WORK ORDER:
Could you write out each entry exactly as it reads?

BEGIN TASK INPUTS

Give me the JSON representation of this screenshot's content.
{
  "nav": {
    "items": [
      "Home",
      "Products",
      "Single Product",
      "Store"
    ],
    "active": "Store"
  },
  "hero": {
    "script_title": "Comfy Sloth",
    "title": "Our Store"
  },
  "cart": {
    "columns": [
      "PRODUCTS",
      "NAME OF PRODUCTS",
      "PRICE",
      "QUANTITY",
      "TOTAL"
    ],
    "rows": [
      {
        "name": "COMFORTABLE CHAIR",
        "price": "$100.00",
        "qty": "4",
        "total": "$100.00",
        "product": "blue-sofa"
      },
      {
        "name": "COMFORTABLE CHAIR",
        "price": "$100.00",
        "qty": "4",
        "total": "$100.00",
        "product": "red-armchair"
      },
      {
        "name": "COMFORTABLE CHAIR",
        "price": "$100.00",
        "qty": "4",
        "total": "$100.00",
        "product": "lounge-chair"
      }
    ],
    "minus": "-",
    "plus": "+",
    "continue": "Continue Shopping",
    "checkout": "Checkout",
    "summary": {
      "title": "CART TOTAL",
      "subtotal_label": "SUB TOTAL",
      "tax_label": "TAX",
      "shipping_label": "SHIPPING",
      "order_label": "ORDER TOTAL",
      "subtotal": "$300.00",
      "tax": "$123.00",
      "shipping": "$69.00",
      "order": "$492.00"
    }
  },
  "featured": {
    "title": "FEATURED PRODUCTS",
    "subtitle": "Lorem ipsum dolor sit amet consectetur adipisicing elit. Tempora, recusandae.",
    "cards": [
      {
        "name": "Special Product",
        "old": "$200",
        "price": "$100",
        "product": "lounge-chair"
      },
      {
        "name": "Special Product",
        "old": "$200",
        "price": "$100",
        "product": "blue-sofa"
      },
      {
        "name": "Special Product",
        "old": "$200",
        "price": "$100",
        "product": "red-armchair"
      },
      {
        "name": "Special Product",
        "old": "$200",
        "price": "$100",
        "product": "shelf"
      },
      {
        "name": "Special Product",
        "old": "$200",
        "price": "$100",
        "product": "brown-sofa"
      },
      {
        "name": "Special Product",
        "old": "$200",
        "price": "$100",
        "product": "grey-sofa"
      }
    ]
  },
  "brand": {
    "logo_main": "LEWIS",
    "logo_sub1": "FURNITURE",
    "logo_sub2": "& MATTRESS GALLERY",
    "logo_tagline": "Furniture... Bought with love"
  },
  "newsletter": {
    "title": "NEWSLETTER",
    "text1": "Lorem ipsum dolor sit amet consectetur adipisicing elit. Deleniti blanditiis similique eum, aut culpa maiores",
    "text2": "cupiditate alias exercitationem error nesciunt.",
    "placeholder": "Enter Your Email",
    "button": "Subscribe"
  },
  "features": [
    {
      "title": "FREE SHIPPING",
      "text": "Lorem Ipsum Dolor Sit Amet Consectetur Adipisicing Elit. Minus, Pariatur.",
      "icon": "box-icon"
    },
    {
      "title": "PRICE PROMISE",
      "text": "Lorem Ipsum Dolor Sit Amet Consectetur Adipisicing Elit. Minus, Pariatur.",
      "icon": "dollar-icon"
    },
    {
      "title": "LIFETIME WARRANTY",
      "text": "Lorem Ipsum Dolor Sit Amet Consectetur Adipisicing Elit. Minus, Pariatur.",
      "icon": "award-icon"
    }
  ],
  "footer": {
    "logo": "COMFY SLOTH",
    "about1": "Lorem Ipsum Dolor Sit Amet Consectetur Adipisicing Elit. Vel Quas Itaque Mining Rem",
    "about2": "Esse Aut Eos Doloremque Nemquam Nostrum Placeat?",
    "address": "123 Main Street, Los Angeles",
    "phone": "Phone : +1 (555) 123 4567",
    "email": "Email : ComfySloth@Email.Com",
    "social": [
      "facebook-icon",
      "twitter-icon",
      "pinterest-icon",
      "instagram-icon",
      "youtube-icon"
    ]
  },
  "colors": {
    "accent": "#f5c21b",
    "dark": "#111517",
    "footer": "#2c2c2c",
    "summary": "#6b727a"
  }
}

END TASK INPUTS

RESPONSE TO THIS EXERCISE:
Give me the JSON representation of this screenshot's content.
{
  "nav": {
    "items": [
      "Home",
      "Products",
      "Single Product",
      "Store"
    ],
    "active": "Store"
  },
  "hero": {
    "script_title": "Comfy Sloth",
    "title": "Our Store"
  },
  "cart": {
    "columns": [
      "PRODUCTS",
      "NAME OF PRODUCTS",
      "PRICE",
      "QUANTITY",
      "TOTAL"
    ],
    "rows": [
      {
        "name": "COMFORTABLE CHAIR",
        "price": "$100.00",
        "qty": "4",
        "total": "$100.00",
        "product": "blue-sofa"
      },
      {
        "name": "COMFORTABLE CHAIR",
        "price": "$100.00",
        "qty": "4",
        "total": "$100.00",
        "product": "red-armchair"
      },
      {
        "name": "COMFORTABLE CHAIR",
        "price": "$100.00",
        "qty": "4",
        "total": "$100.00",
        "product": "lounge-chair"
      }
    ],
    "minus": "-",
    "plus": "+",
    "continue": "Continue Shopping",
    "checkout": "Checkout",
    "summary": {
      "title": "CART TOTAL",
      "subtotal_label": "SUB TOTAL",
      "tax_label": "TAX",
      "shipping_label": "SHIPPING",
      "order_label": "ORDER TOTAL",
      "subtotal": "$300.00",
      "tax": "$123.00",
      "shipping": "$69.00",
      "order": "$492.00"
    }
  },
  "featured": {
    "title": "FEATURED PRODUCTS",
    "subtitle": "Lorem ipsum dolor sit amet consectetur adipisicing elit. Tempora, recusandae.",
    "cards": [
      {
        "name": "Special Product",
        "old": "$200",
        "price": "$100",
        "product": "lounge-chair"
      },
      {
        "name": "Special Product",
        "old": "$200",
        "price": "$100",
        "product": "blue-sofa"
      },
      {
        "name": "Special Product",
        "old": "$200",
        "price": "$100",
        "product": "red-armchair"
      },
      {
        "name": "Special Product",
        "old": "$200",
        "price": "$100",
        "product": "shelf"
      },
      {
        "name": "Special Product",
        "old": "$200",
        "price": "$100",
        "product": "brown-sofa"
      },
      {
        "name": "Special Product",
        "old": "$200",
        "price": "$100",
        "product": "grey-sofa"
      }
    ]
  },
  "brand": {
    "logo_main": "LEWIS",
    "logo_sub1": "FURNITURE",
    "logo_sub2": "& MATTRESS GALLERY",
    "logo_tagline": "Furniture... Bought with love"
  },
  "newsletter": {
    "title": "NEWSLETTER",
    "text1": "Lorem ipsum dolor sit amet consectetur adipisicing elit. Deleniti blanditiis similique eum, aut culpa maiores",
    "text2": "cupiditate alias exercitationem error nesciunt.",
    "placeholder": "Enter Your Email",
    "button": "Subscribe"
  },
  "features": [
    {
      "title": "FREE SHIPPING",
      "text": "Lorem Ipsum Dolor Sit Amet Consectetur Adipisicing Elit. Minus, Pariatur.",
      "icon": "box-icon"
    },
    {
      "title": "PRICE PROMISE",
      "text": "Lorem Ipsum Dolor Sit Amet Consectetur Adipisicing Elit. Minus, Pariatur.",
      "icon": "dollar-icon"
    },
    {
      "title": "LIFETIME WARRANTY",
      "text": "Lorem Ipsum Dolor Sit Amet Consectetur Adipisicing Elit. Minus, Pariatur.",
      "icon": "award-icon"
    }
  ],
  "footer": {
    "logo": "COMFY SLOTH",
    "about1": "Lorem Ipsum Dolor Sit Amet Consectetur Adipisicing Elit. Vel Quas Itaque Mining Rem",
    "about2": "Esse Aut Eos Doloremque Nemquam Nostrum Placeat?",
    "address": "123 Main Street, Los Angeles",
    "phone": "Phone : +1 (555) 123 4567",
    "email": "Email : ComfySloth@Email.Com",
    "social": [
      "facebook-icon",
      "twitter-icon",
      "pinterest-icon",
      "instagram-icon",
      "youtube-icon"
    ]
  },
  "colors": {
    "accent": "#f5c21b",
    "dark": "#111517",
    "footer": "#2c2c2c",
    "summary": "#6b727a"
  }
}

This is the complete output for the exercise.